WHAT YOU NEED TO DO —
Search the material below for the word "icon". Copy every line where it is found.

*** Opening of DATASET CONTENT ***

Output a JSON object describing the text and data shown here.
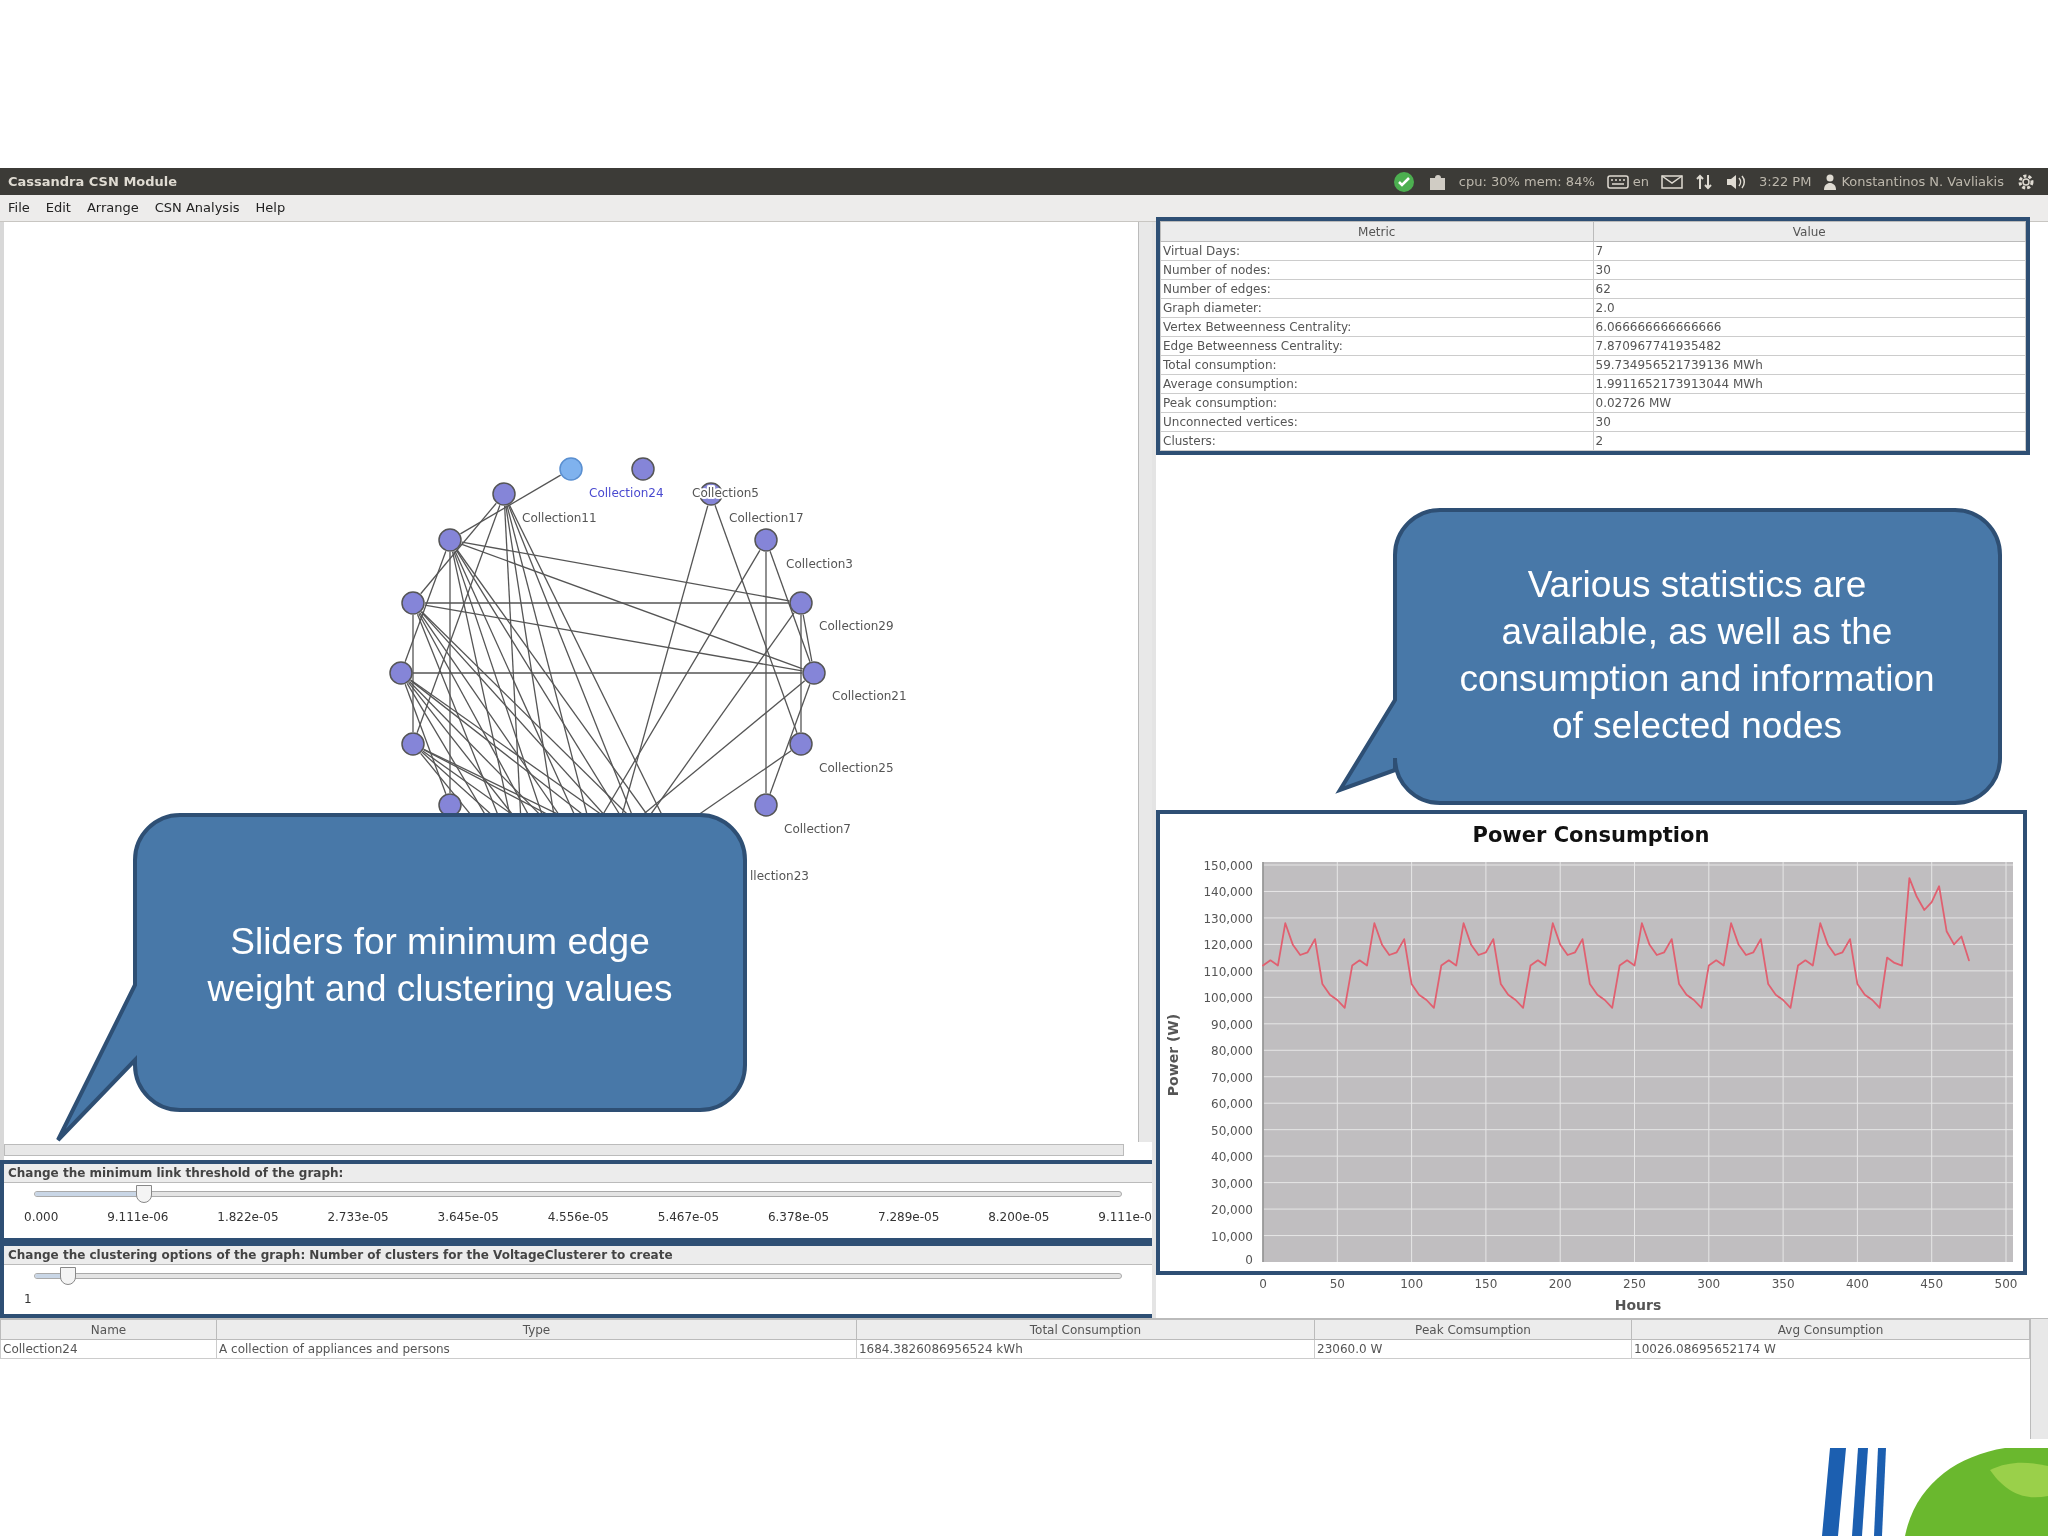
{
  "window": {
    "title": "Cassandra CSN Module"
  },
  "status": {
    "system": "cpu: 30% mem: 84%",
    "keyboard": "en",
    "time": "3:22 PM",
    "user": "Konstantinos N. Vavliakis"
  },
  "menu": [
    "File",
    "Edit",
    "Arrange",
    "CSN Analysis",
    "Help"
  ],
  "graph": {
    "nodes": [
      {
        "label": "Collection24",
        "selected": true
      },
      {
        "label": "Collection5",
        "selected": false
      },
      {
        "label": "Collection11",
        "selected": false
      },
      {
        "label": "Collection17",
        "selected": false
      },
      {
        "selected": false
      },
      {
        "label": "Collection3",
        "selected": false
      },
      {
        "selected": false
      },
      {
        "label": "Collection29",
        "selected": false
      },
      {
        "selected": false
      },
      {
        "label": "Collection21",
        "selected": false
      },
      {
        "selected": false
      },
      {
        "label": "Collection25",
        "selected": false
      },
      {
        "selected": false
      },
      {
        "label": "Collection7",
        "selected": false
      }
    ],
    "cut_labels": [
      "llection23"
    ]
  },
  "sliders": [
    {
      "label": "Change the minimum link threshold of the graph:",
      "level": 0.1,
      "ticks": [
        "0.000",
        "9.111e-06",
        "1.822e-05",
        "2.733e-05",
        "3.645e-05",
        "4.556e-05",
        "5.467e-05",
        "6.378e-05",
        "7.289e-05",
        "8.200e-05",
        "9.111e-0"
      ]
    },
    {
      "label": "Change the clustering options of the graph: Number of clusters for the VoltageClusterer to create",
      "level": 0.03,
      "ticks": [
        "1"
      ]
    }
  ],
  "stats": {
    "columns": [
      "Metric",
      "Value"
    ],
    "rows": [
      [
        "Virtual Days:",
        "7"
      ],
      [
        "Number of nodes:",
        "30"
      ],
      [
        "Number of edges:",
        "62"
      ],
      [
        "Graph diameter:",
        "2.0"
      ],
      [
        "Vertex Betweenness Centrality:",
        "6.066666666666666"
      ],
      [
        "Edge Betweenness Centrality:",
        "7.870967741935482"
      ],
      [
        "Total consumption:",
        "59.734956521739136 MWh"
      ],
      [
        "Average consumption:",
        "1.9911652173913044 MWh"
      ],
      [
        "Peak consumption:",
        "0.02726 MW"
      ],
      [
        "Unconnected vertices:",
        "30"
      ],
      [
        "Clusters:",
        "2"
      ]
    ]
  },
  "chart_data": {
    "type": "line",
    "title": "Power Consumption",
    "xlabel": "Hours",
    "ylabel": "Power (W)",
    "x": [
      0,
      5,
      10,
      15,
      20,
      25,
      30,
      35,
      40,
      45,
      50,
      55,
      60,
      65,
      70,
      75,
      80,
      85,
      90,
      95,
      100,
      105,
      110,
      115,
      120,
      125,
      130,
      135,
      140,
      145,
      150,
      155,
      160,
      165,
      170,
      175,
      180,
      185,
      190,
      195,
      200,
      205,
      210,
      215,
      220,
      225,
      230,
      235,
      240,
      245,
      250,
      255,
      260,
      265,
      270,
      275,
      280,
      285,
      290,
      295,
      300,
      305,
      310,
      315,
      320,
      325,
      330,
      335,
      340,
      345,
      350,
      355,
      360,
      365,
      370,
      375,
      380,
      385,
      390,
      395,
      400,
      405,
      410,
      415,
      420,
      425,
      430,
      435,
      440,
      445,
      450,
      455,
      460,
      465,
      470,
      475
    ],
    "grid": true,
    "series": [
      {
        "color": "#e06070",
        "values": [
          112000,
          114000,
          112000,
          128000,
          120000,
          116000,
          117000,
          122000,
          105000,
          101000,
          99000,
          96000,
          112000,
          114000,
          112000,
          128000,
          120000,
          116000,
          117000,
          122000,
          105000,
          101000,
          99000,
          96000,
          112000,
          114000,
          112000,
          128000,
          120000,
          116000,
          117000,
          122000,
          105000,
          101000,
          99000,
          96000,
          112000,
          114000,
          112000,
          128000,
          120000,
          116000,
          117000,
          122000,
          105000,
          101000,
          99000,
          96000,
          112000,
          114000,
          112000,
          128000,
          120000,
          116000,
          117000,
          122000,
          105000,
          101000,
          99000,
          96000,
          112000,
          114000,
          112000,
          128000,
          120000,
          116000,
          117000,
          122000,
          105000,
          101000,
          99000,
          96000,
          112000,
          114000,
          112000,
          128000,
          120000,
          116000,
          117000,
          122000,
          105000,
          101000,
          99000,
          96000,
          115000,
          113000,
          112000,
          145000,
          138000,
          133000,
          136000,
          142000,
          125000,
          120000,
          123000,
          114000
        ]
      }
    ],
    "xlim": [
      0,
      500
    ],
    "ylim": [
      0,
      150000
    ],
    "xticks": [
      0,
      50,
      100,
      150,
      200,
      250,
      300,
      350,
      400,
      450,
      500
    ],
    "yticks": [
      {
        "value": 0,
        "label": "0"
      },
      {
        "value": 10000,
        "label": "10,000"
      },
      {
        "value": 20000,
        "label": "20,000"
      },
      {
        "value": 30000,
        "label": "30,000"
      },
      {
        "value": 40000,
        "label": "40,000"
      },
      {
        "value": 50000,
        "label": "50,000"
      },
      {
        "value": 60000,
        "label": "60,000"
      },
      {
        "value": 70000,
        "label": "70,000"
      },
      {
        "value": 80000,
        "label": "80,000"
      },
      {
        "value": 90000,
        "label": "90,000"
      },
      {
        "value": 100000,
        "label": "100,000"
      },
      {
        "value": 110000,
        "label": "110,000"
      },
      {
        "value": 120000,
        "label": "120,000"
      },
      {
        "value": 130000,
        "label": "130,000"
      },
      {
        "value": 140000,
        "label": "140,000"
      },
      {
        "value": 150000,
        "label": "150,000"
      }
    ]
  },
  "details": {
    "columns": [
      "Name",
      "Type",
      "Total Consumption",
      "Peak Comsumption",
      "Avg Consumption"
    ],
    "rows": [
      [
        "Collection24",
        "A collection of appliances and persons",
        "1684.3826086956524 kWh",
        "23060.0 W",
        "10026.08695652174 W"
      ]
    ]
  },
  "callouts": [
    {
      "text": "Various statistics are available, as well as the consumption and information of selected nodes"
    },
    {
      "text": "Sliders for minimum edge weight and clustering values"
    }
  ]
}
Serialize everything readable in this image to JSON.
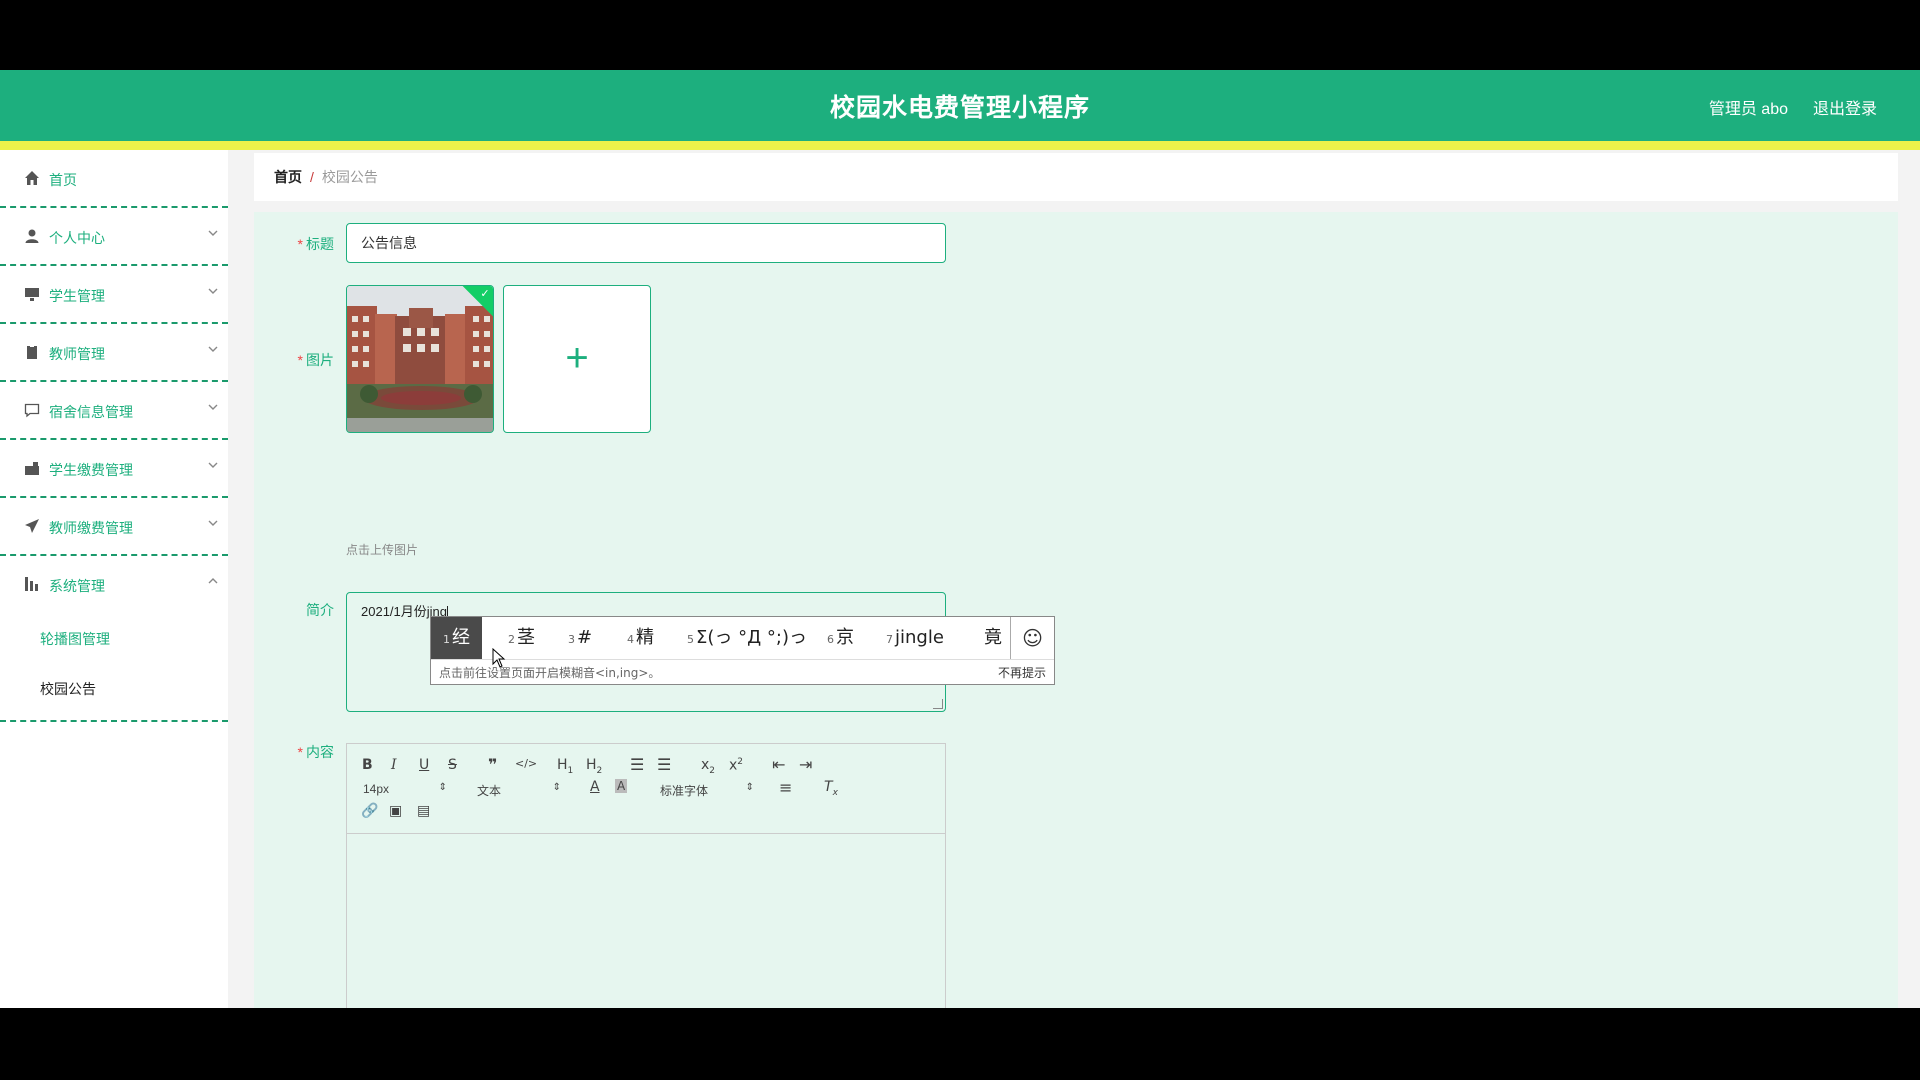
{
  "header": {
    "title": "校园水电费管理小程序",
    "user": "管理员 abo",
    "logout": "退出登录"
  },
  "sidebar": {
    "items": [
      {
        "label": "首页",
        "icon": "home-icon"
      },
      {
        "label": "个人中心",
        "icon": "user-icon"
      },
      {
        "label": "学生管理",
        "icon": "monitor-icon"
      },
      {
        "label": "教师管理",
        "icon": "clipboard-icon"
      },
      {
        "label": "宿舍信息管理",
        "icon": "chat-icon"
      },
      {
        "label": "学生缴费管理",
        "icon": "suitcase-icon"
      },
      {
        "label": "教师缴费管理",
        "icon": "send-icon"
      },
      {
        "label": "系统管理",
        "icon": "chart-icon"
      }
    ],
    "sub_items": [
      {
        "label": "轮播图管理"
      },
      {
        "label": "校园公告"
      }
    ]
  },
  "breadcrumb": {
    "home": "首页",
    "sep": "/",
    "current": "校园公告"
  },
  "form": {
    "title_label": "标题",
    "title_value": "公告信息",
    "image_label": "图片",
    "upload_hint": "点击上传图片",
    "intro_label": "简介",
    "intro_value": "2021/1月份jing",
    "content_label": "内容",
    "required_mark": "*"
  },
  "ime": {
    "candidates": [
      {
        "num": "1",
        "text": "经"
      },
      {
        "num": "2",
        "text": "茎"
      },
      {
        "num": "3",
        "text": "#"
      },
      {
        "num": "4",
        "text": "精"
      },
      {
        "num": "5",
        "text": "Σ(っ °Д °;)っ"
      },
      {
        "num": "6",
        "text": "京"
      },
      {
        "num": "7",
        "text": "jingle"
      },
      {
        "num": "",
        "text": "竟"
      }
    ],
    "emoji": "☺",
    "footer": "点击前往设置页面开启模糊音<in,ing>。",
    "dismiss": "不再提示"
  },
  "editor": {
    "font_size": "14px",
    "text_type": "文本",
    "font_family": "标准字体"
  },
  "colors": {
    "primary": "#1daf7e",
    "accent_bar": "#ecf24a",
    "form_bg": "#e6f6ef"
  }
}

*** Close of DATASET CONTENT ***

TASK OUTPUT —
        "icon": "home-icon"
        "icon": "user-icon"
        "icon": "monitor-icon"
        "icon": "clipboard-icon"
        "icon": "chat-icon"
        "icon": "suitcase-icon"
        "icon": "send-icon"
        "icon": "chart-icon"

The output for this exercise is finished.